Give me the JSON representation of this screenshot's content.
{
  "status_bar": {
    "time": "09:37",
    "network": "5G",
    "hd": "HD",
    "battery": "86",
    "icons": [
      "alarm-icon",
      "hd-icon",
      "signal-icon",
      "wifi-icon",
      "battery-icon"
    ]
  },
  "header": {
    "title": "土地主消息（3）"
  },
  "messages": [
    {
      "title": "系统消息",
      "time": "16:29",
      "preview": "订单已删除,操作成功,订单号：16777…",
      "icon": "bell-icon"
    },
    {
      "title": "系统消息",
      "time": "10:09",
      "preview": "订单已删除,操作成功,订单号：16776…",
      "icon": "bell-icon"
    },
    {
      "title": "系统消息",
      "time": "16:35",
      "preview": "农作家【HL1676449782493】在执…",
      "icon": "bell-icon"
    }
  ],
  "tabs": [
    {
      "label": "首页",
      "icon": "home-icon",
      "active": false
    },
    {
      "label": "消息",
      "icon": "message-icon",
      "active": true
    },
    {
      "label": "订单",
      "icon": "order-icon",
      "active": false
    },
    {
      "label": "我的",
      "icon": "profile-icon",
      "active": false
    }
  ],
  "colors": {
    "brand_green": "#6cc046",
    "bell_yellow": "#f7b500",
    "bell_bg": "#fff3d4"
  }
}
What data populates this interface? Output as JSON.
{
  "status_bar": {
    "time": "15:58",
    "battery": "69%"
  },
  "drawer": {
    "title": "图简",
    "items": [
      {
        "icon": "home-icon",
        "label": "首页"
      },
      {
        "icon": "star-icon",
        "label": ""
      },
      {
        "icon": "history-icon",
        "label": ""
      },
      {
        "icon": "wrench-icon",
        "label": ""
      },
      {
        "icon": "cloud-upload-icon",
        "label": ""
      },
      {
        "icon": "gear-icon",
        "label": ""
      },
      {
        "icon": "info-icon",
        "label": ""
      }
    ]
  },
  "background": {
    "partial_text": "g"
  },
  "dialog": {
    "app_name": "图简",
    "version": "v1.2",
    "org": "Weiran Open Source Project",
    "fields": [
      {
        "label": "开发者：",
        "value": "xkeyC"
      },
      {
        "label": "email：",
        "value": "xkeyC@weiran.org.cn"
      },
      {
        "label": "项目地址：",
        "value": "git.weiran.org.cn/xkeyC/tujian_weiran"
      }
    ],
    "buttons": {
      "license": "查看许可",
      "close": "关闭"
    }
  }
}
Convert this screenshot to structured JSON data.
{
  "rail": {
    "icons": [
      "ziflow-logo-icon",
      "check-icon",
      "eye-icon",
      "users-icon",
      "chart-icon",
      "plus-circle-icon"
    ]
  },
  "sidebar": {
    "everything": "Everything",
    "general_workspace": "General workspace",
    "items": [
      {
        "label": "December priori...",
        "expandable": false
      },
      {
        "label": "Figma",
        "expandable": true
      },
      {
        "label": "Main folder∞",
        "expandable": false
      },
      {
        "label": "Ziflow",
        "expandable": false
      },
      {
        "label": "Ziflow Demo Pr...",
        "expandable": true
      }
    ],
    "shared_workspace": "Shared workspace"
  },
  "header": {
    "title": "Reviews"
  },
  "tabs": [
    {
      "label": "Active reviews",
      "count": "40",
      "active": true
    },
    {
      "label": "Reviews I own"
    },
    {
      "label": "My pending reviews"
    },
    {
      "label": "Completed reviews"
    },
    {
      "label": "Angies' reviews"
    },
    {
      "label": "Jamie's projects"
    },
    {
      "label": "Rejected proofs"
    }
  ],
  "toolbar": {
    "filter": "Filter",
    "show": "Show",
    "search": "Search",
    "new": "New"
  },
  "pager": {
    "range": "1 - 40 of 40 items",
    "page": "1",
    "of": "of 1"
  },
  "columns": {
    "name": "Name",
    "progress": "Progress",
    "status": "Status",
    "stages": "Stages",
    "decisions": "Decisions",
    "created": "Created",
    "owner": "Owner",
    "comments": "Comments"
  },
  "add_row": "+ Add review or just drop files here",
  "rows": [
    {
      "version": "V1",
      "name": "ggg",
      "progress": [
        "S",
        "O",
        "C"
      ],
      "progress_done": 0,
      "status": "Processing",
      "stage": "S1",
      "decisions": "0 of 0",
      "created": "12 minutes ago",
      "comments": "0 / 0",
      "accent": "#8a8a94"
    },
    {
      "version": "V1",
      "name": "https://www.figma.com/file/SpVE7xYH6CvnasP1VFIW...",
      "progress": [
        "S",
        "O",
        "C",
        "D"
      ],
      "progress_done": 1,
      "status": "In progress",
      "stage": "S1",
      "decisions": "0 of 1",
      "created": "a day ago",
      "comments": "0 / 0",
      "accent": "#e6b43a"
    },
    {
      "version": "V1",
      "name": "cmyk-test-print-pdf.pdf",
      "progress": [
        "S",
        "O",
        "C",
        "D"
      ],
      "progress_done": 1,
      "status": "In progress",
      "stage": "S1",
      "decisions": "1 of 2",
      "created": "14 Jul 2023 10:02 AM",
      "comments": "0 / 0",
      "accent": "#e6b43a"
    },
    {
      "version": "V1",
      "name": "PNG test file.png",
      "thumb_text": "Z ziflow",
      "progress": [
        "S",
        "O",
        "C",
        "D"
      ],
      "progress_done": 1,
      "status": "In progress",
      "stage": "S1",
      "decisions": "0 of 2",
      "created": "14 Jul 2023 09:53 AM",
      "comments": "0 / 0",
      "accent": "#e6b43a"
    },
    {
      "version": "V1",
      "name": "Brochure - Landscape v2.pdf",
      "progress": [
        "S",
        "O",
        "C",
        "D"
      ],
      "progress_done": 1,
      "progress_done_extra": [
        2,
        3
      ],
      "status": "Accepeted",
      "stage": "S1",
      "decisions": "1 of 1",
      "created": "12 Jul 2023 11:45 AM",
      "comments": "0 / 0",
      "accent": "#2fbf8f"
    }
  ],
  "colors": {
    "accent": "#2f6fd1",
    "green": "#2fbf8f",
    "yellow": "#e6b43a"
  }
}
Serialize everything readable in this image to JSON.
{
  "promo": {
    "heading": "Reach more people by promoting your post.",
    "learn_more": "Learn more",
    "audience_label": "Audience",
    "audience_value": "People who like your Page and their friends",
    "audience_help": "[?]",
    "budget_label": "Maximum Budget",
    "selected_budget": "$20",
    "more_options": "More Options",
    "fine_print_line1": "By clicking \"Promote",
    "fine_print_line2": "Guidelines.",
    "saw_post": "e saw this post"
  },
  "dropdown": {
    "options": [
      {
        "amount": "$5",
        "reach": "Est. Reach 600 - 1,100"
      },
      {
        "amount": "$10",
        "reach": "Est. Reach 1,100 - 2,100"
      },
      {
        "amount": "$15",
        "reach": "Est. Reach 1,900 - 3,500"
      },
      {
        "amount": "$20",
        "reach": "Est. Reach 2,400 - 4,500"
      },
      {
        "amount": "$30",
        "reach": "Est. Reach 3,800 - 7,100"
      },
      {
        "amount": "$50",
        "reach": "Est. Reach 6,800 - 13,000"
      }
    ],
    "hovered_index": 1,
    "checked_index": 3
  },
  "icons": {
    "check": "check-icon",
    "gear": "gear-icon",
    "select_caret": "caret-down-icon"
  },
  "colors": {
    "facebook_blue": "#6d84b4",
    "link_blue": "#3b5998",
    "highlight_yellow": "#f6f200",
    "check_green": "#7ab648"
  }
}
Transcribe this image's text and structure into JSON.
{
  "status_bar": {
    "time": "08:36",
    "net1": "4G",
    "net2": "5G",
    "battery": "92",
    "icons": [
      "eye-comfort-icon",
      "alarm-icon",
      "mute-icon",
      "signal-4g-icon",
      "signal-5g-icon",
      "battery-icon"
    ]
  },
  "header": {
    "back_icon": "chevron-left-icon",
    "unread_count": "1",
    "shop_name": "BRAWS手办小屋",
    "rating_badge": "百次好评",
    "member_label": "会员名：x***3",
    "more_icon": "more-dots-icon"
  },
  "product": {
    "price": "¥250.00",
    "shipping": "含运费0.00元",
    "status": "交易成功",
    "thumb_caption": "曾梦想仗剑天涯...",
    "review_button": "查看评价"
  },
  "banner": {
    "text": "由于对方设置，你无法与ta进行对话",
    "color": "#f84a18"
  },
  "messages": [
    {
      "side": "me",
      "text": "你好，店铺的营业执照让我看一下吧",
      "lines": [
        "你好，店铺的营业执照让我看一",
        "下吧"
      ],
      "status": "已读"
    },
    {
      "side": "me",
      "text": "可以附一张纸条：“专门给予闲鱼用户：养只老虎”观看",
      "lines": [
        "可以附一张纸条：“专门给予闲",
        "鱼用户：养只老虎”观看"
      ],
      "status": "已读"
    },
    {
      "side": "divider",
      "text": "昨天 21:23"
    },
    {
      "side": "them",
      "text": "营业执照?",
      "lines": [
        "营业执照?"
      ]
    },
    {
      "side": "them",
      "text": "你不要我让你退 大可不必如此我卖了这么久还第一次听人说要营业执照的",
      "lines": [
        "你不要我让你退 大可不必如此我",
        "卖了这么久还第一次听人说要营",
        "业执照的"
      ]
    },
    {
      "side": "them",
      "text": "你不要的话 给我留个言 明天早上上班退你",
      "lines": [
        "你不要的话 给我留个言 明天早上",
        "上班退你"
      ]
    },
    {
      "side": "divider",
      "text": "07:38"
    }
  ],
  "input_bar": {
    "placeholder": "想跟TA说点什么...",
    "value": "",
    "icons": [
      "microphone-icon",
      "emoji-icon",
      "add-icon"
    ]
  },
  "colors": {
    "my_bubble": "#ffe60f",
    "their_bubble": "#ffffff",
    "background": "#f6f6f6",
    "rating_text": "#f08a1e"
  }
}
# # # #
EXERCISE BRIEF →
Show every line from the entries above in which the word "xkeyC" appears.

COMPLETED EXERCISE →
        "value": "xkeyC"
        "value": "xkeyC@weiran.org.cn"
        "value": "git.weiran.org.cn/xkeyC/tujian_weiran"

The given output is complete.